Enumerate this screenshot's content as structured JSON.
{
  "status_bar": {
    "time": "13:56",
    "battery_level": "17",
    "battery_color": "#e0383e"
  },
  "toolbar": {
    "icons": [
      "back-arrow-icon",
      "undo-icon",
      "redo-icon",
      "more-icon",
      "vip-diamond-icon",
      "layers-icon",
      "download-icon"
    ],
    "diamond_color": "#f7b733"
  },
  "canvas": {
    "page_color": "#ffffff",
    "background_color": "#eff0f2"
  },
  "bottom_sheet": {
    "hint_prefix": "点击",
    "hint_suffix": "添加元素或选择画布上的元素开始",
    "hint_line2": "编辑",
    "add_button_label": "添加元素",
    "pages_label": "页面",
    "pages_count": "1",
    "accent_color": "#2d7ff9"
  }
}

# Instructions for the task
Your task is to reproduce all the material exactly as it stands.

# Result
Enumerate this screenshot's content as structured JSON.
{
  "status_bar": {
    "time": "13:56",
    "battery_level": "17",
    "battery_color": "#e0383e"
  },
  "toolbar": {
    "icons": [
      "back-arrow-icon",
      "undo-icon",
      "redo-icon",
      "more-icon",
      "vip-diamond-icon",
      "layers-icon",
      "download-icon"
    ],
    "diamond_color": "#f7b733"
  },
  "canvas": {
    "page_color": "#ffffff",
    "background_color": "#eff0f2"
  },
  "bottom_sheet": {
    "hint_prefix": "点击",
    "hint_suffix": "添加元素或选择画布上的元素开始",
    "hint_line2": "编辑",
    "add_button_label": "添加元素",
    "pages_label": "页面",
    "pages_count": "1",
    "accent_color": "#2d7ff9"
  }
}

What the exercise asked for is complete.